It is also essential to recognise the broader implications of NPAs for the economy as a whole. High levels of NPAs can lead to a credit crunch, reducing lending and investment, and slowing economic growth. Thus, policymakers need to implement reforms that strengthen the financial sector’s resilience and reduce the risk of NPAs. This may involve measures such as improving governance and accountability, enhancing transparency, and promoting financial inclusion.
In summary, tackling the NPA problem requires a coordinated effort from banks, regulators, and policymakers to implement effective solutions that address the root causes of the problem. By doing so, we can ensure a stable and resilient financial system that supports economic growth and development.
1. What is a Non-Performing Asset?
Ans: An NPA is a loan or advance made by a bank or financial institution that has ceased to generate income for the lender because the borrower hasn’t repaid the principal and interest for at least 90 days (about 3 months).
2. What are Non-Performing Assets in corporate accounting?
Ans: Non-performing assets (NPAs) in corporate accounting refer to loans, advances, or assets that have stopped generating income or have ceased to perform due to the borrower’s failure to repay the principal or interest on a loan, resulting in a default. NPAs are a significant concern for banks and financial institutions as they affect their profitability, solvency, and reputation. Companies must classify and disclose their NPAs accurately and have robust credit risk management systems in place to monitor and mitigate the risk of NPAs.
3. What can I do to settle my NPA loan?
Ans: A one-time settlement (OTS) offers you the chance to finally pay off your NPA loan.
4. What are the different types of Non-Performing Assets?
Ans: Lenders usually give borrowers a grace period before labelling an asset as “non-performing.” The lender or bank will then classify the NPA into one of the subsequent subcategories:
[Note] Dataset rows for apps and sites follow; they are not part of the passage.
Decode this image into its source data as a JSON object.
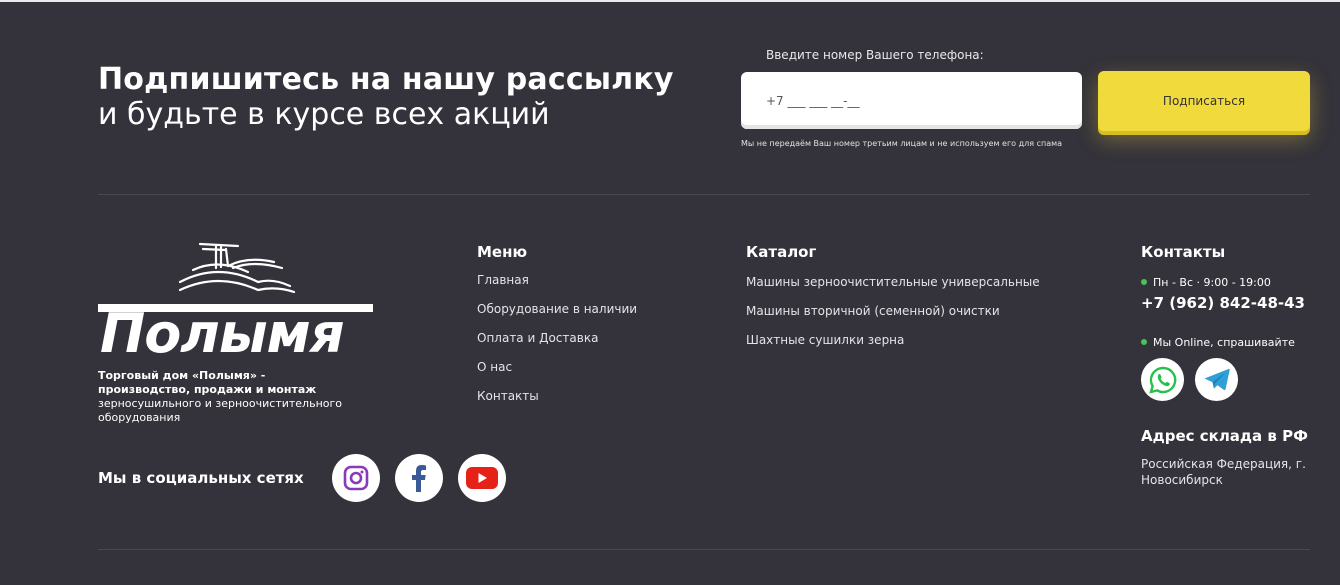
{
  "subscribe": {
    "title": "Подпишитесь на нашу рассылку",
    "subtitle": "и будьте в курсе всех акций",
    "phone_label": "Введите номер Вашего телефона:",
    "phone_placeholder": "+7 ___ ___ __-__",
    "button_label": "Подписаться",
    "privacy_note": "Мы не передаём Ваш номер третьим лицам и не используем его для спама"
  },
  "brand": {
    "logo_text": "Полымя",
    "desc_bold": "Торговый дом «Полымя» - производство, продажи и монтаж",
    "desc_rest": " зерносушильного и зерноочистительного оборудования"
  },
  "social": {
    "title": "Мы в социальных сетях",
    "icons": [
      "instagram-icon",
      "facebook-icon",
      "youtube-icon"
    ]
  },
  "menu": {
    "title": "Меню",
    "items": [
      "Главная",
      "Оборудование в наличии",
      "Оплата и Доставка",
      "О нас",
      "Контакты"
    ]
  },
  "catalog": {
    "title": "Каталог",
    "items": [
      "Машины зерноочистительные универсальные",
      "Машины вторичной (семенной) очистки",
      "Шахтные сушилки зерна"
    ]
  },
  "contacts": {
    "title": "Контакты",
    "hours": "Пн - Вс · 9:00 - 19:00",
    "phone": "+7 (962) 842-48-43",
    "online": "Мы Online, спрашивайте",
    "messengers": [
      "whatsapp-icon",
      "telegram-icon"
    ],
    "warehouse_title": "Адрес склада в РФ",
    "warehouse_address": "Российская Федерация, г. Новосибирск"
  },
  "colors": {
    "background": "#34323a",
    "accent_yellow": "#f1da3c",
    "online_dot": "#4bc15a"
  }
}
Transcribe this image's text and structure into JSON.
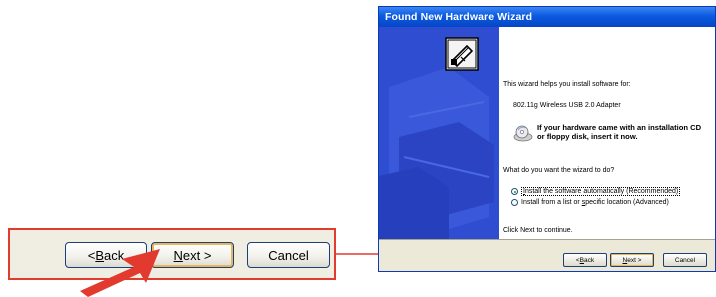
{
  "callout": {
    "back": {
      "pre": "< ",
      "mn": "B",
      "rest": "ack"
    },
    "next": {
      "mn": "N",
      "rest": "ext >"
    },
    "cancel": "Cancel"
  },
  "wizard": {
    "title": "Found New Hardware Wizard",
    "intro": "This wizard helps you install software for:",
    "device": "802.11g Wireless USB 2.0 Adapter",
    "cd_line1": "If your hardware came with an installation CD",
    "cd_line2": "or floppy disk, insert it now.",
    "question": "What do you want the wizard to do?",
    "options": [
      {
        "pre": "",
        "mn": "I",
        "rest": "nstall the software automatically (Recommended)",
        "selected": true
      },
      {
        "pre": "Install from a list or ",
        "mn": "s",
        "rest": "pecific location (Advanced)",
        "selected": false
      }
    ],
    "continue": "Click Next to continue.",
    "buttons": {
      "back": {
        "pre": "< ",
        "mn": "B",
        "rest": "ack"
      },
      "next": {
        "mn": "N",
        "rest": "ext >"
      },
      "cancel": "Cancel"
    }
  },
  "colors": {
    "callout_border": "#e23a2e",
    "titlebar": "#0a5ae0",
    "side_panel": "#2f4dd0",
    "arrow": "#e23a2e"
  },
  "icons": [
    "hardware-icon",
    "cd-icon",
    "pointer-arrow-icon",
    "connector-arrow-icon"
  ]
}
- Standard Assets
- Substandard Assets
- Doubtful Debts
- Loss Assets